So, we are changing the Grand Prize from an iPad 2 ($829 value) to a $1,000 cash prize. With this $1,000 the winner is free to independently purchase an iPad 2 or whatever else they would like with the prize money.
We did contact Apple to make sure this was true and apparently it has been their policy since at least January, 2011. We apologize for any infringement we committed.
Meanwhile, we continue to receive great video entries. If you have not yet submitted yours, please know we’re looking forward to watching it. If you’re not planning to enter as a contestant, we hope you’ll participate by voting once that part of the contest begins.
By the way, we make no judgment regarding Apple’s policy. It is their company and their products and they have the right to determine how to market them.
In terms of marketing, yes, it seems – at least on the surface – to be a rather counterproductive strategy.
Still, let’s face it, Apple didn’t get to be as successful as they are without knowing what they are doing. So, in the name of marketing, branding, positioning, etc., any thoughts on why they have this rule in place?

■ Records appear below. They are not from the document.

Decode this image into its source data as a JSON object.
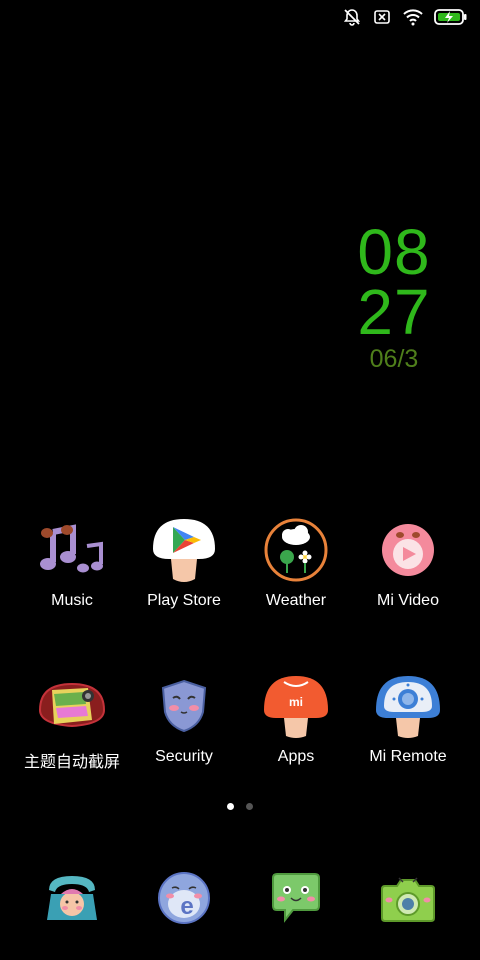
{
  "status_bar": {
    "icons": [
      "notifications-muted-icon",
      "sim-off-icon",
      "wifi-icon",
      "battery-charging-icon"
    ]
  },
  "clock": {
    "hour": "08",
    "minute": "27",
    "date": "06/3"
  },
  "apps": [
    {
      "label": "Music",
      "icon": "music-icon"
    },
    {
      "label": "Play Store",
      "icon": "play-store-icon"
    },
    {
      "label": "Weather",
      "icon": "weather-icon"
    },
    {
      "label": "Mi Video",
      "icon": "video-icon"
    },
    {
      "label": "主题自动截屏",
      "icon": "theme-screenshot-icon"
    },
    {
      "label": "Security",
      "icon": "security-icon"
    },
    {
      "label": "Apps",
      "icon": "apps-icon"
    },
    {
      "label": "Mi Remote",
      "icon": "remote-icon"
    }
  ],
  "pages": {
    "count": 2,
    "active": 1
  },
  "dock": [
    {
      "icon": "phone-icon"
    },
    {
      "icon": "browser-icon"
    },
    {
      "icon": "messages-icon"
    },
    {
      "icon": "camera-icon"
    }
  ]
}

The one with the best answer will win a free iP…whoops, never mind.
Published May 25th, 2011 by Bob Burg
True, we really can’t thank you enough. We’d like to try though.

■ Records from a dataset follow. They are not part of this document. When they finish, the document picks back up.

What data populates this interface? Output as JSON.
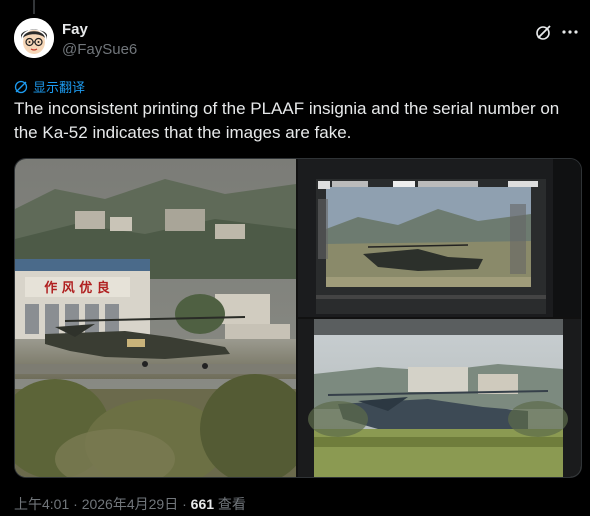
{
  "author": {
    "name": "Fay",
    "handle": "@FaySue6"
  },
  "translate_label": "显示翻译",
  "tweet_text": "The inconsistent printing of the PLAAF insignia and the serial number on the Ka-52 indicates that the images are fake.",
  "photos": {
    "left": {
      "sign_text": "作 风 优 良"
    }
  },
  "meta": {
    "time": "上午4:01",
    "sep1": " · ",
    "date": "2026年4月29日",
    "sep2": " · ",
    "views_count": "661",
    "views_label": " 查看"
  },
  "icons": {
    "grok": "grok-icon",
    "more": "more-icon",
    "translate": "globe-icon"
  },
  "colors": {
    "background": "#000000",
    "text": "#e7e9ea",
    "secondary": "#71767b",
    "accent": "#1d9bf0"
  }
}
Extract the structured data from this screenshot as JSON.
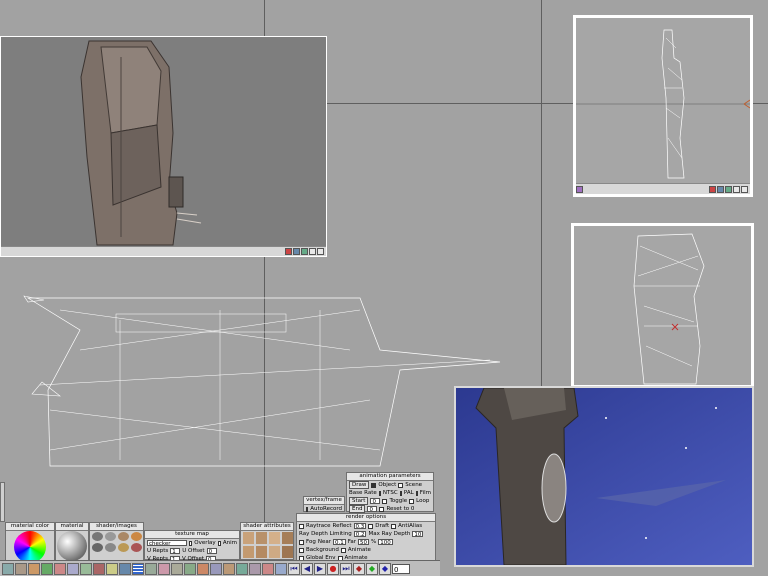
{
  "viewports": {
    "textured_view": {
      "label": "textured-perspective"
    },
    "top_right": {
      "label": "side"
    },
    "front_right": {
      "label": "front"
    },
    "render": {
      "label": "render-preview"
    }
  },
  "animation_parameters": {
    "title": "animation parameters",
    "draw_label": "Draw",
    "draw_object": "Object",
    "draw_scene": "Scene",
    "base_rate_label": "Base Rate",
    "rate_ntsc": "NTSC",
    "rate_pal": "PAL",
    "rate_film": "Film",
    "start_label": "Start",
    "start_value": "0",
    "toggle_label": "Toggle",
    "loop_label": "Loop",
    "end_label": "End",
    "end_value": "0",
    "reset_label": "Reset to 0"
  },
  "vertex_frame": {
    "title": "vertex/frame",
    "autorecord": "AutoRecord"
  },
  "render_options": {
    "title": "render options",
    "raytrace": "Raytrace",
    "reflect_label": "Reflect",
    "reflect_value": "0.3",
    "draft": "Draft",
    "antialias": "AntiAlias",
    "ray_depth_limiting": "Ray Depth Limiting",
    "ray_depth_value": "0.2",
    "max_ray_depth_label": "Max Ray Depth",
    "max_ray_depth_value": "10",
    "fog": "Fog",
    "near_label": "Near",
    "near_value": "0.1",
    "far_label": "Far",
    "far_value": "50",
    "pct_label": "%",
    "pct_value": "100",
    "background": "Background",
    "animate1": "Animate",
    "global_env": "Global Env",
    "animate2": "Animate"
  },
  "texture_map": {
    "title": "texture map",
    "name": "checker",
    "overlay": "Overlay",
    "anim": "Anim",
    "u_repts_label": "U Repts",
    "u_repts_value": "1",
    "u_offset_label": "U Offset",
    "u_offset_value": "0",
    "v_repts_label": "V Repts",
    "v_repts_value": "1",
    "v_offset_label": "V Offset",
    "v_offset_value": "0"
  },
  "panels": {
    "material_color": "material color",
    "material": "material",
    "shader_images": "shader/images",
    "shader_attributes": "shader attributes"
  },
  "frame_field": {
    "value": "0"
  },
  "colors": {
    "background": "#a2a2a2",
    "render_sky": "#3b4aa8",
    "viewport_border": "#ffffff"
  }
}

So, to say “Thank YOU” for all your help in The Go-Giver soaring past the 200,000 mark in sales, John David Mann and I have put together a contest with some really cool prizes.

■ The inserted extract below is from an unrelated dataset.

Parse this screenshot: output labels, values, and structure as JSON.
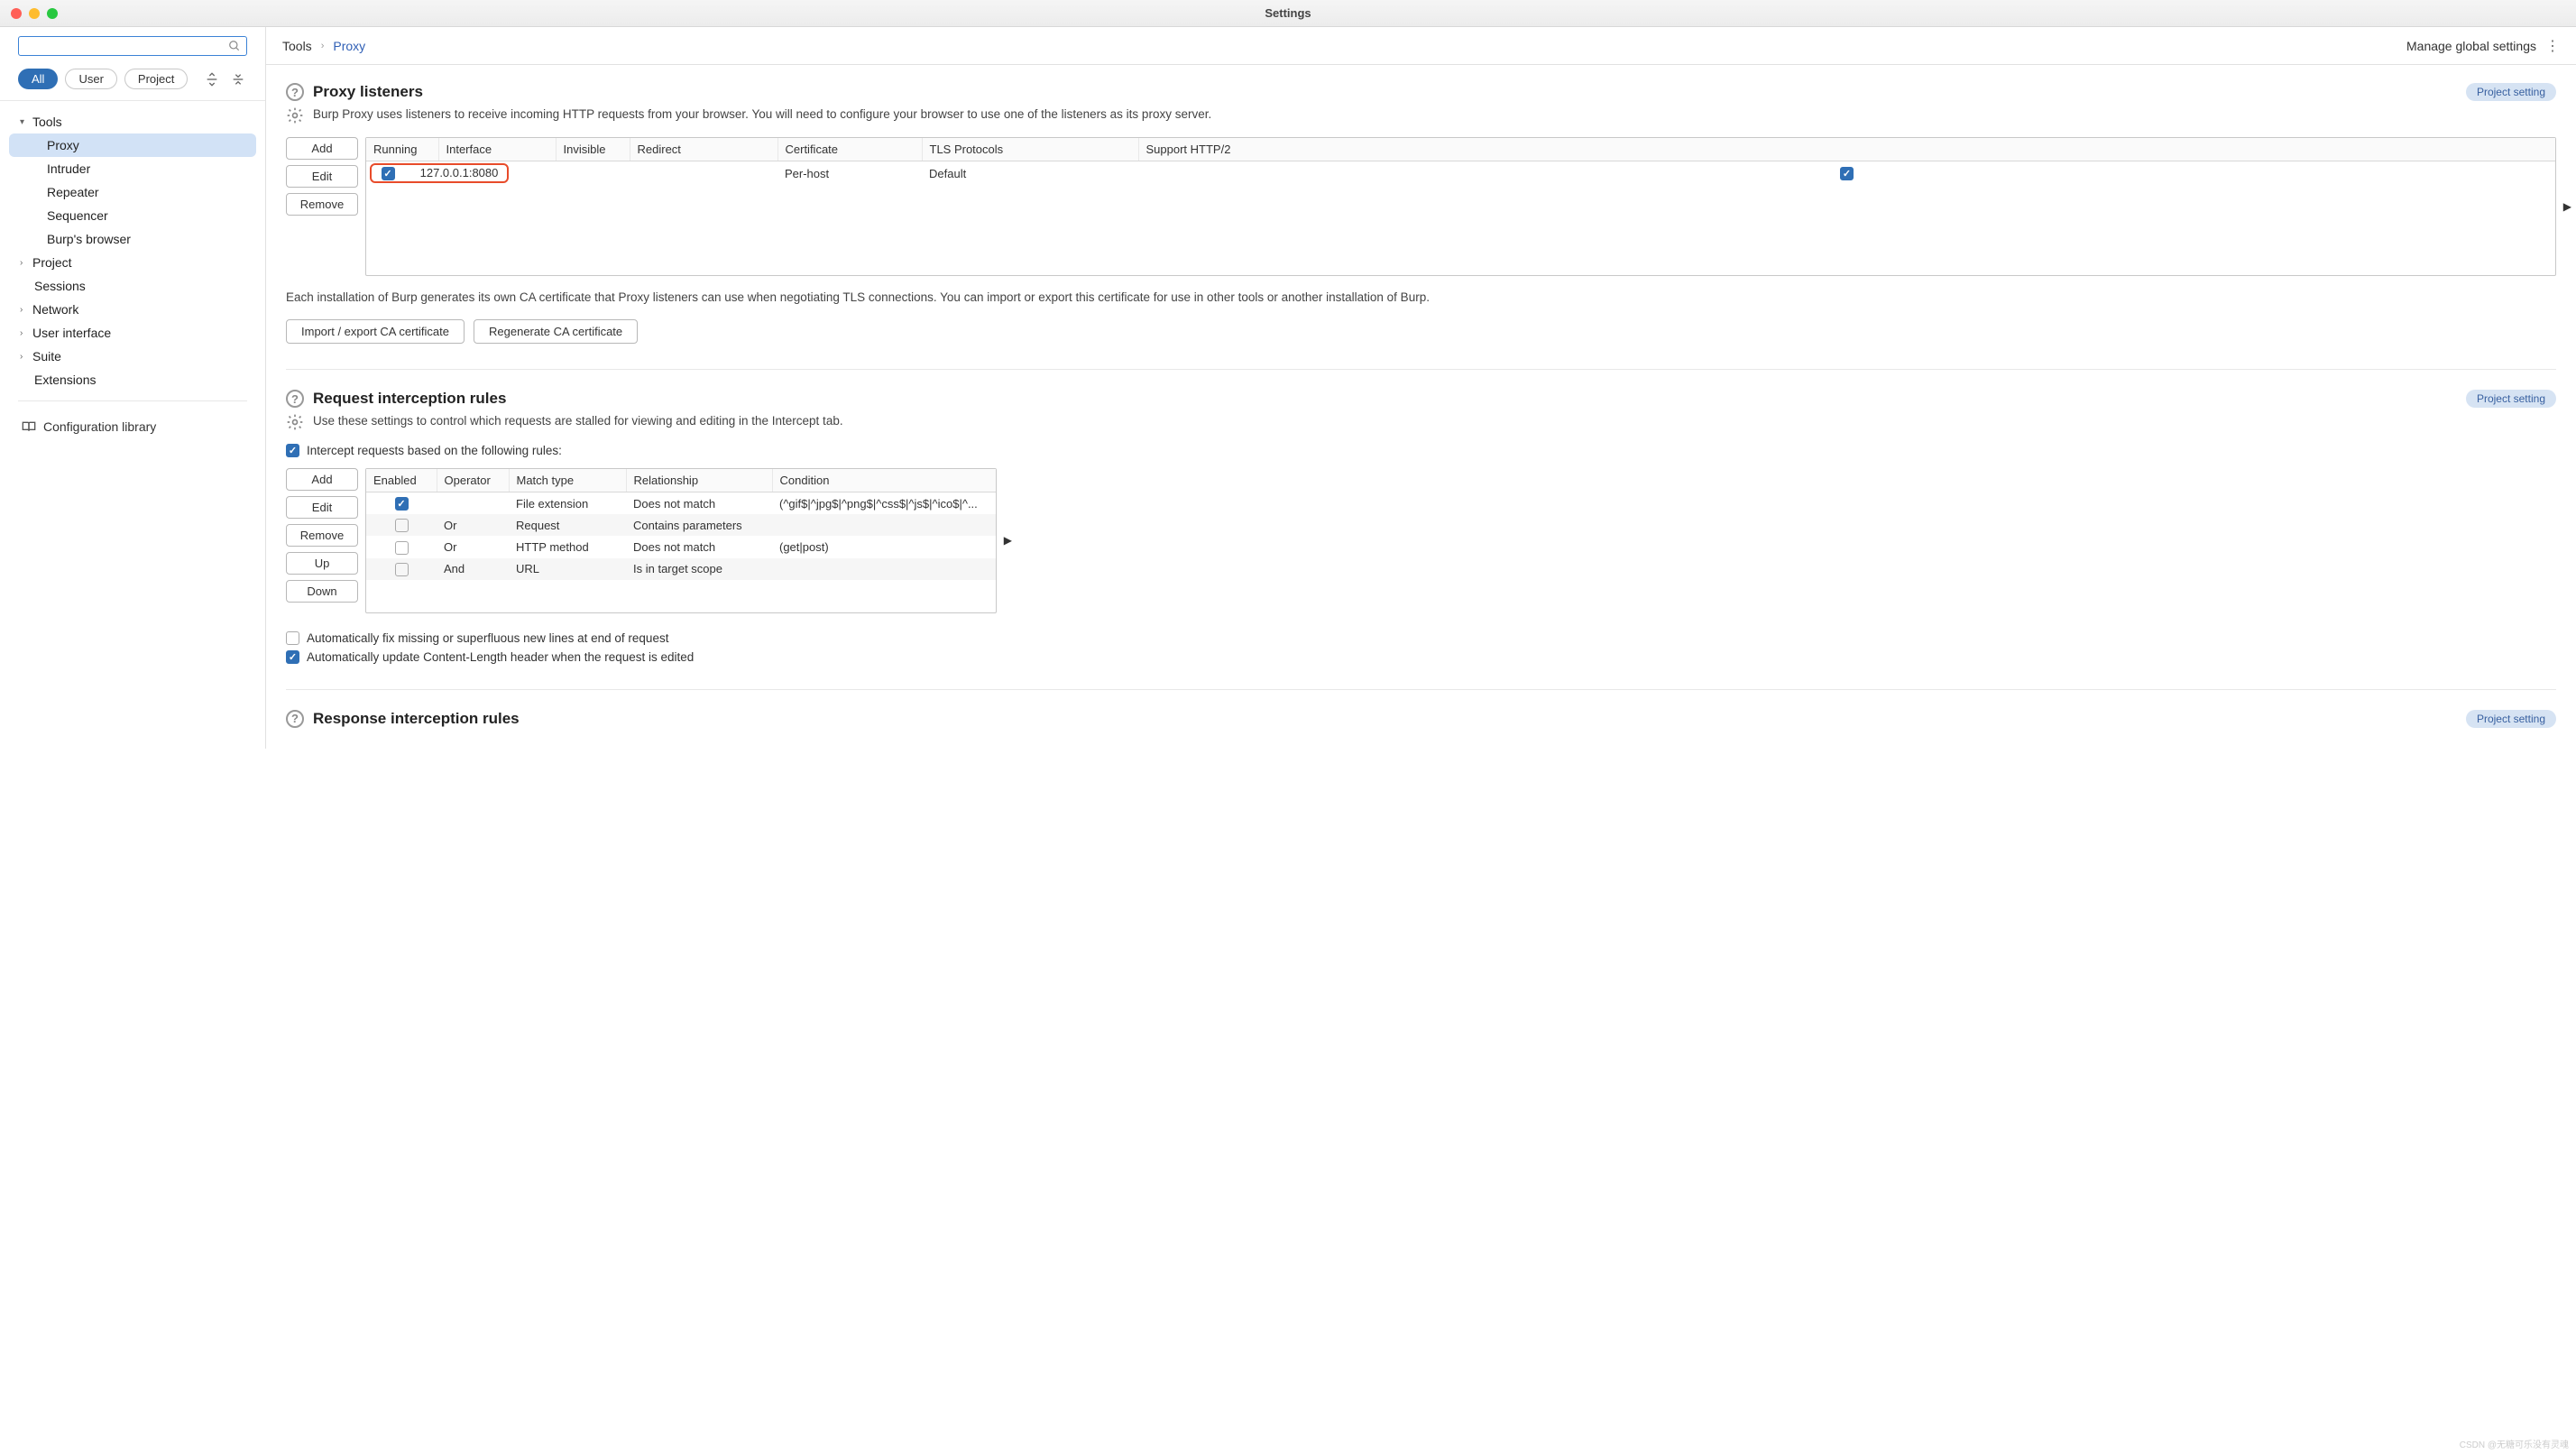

The Grand Prize Winner will receive a brand new iPad 2: 64 GB with Wi-Fi + 3G (Yep, only the best for you!)
Five additional winners will receive a one-on-one, personal coaching session with one of today’s top authorities; each session based on one of the Five Laws from the book.
This is about YOU, and we invite you to participate. Mostly, we invite you to have fun!
Check out the Contest web page.
Published May 3rd, 2011 by Bob Burg
Our awesome publisher (Penguin/Portfolio) emailed John and me yesterday with some great news: sales of The Go-Giver, including both domestic and international, has passed the 200,000 mark (actually, 222,473 but who’s counting?) and heading toward the big Quarter-Mill.
THANK YOU … YOU ROCK!!!!!
We wish to extend our absolute gratitude to every one of you for being amazing Ambassadors for the message. This could not have happened so quickly — it could not happened at all — without you.
So, congratulations and thank you, to YOU … Team Go-Giver!
Published March 29th, 2011 by John David Mann
The New York Times small business blog today ran a piece about a high tech entrepreneur who recently took her business through a major crash course in course-correction. (You’ll never guess how. Read on.)
“Success came quickly for SolTec Electronics,” begins the piece by Times columnist Adriana Gardella. Created by founder Dawn Gluskin in her living room in 2008, the firm sells hard-to-find circuit board components and solves big companies’ supply-crunch problems.
By the beginning of 2011, Dawn found her company had suffered its first quarterly loss, and could be headed for trouble. She responded with agility and creativity, putting in place a number of fascinating changes, for example, in her financial controls and management.
Here is the change that most caught our eye:
Ms. Gluskin, SolTec’s top revenue generator, said she is trying to “clone” herself. She revamped SolTec’s sales training program and now holds weekly meetings with her sales representatives during which she emphasizes the importance of relationship selling. Recently, she had her sales staff read The Go-Giver, by Bob Burg and John David Mann. “The moral,” she said, “is the more you give, the more sales you’ll get.”
SolTec has many competitors, but Ms. Gluskin said it stands out by emphasizing customer needs. She urges her sales staff to get to know customers on a personal level and help them even when it will not directly benefit SolTec. . .
You can read the full text of the article here.
It’s not every day we wake up and find we’ve been mentioned in the New York Times. (Now that is something that goes well with a cup of Rachel’s Famous Coffee and a danish.)
Our thanks to you, Dawn, and to you, Adriana!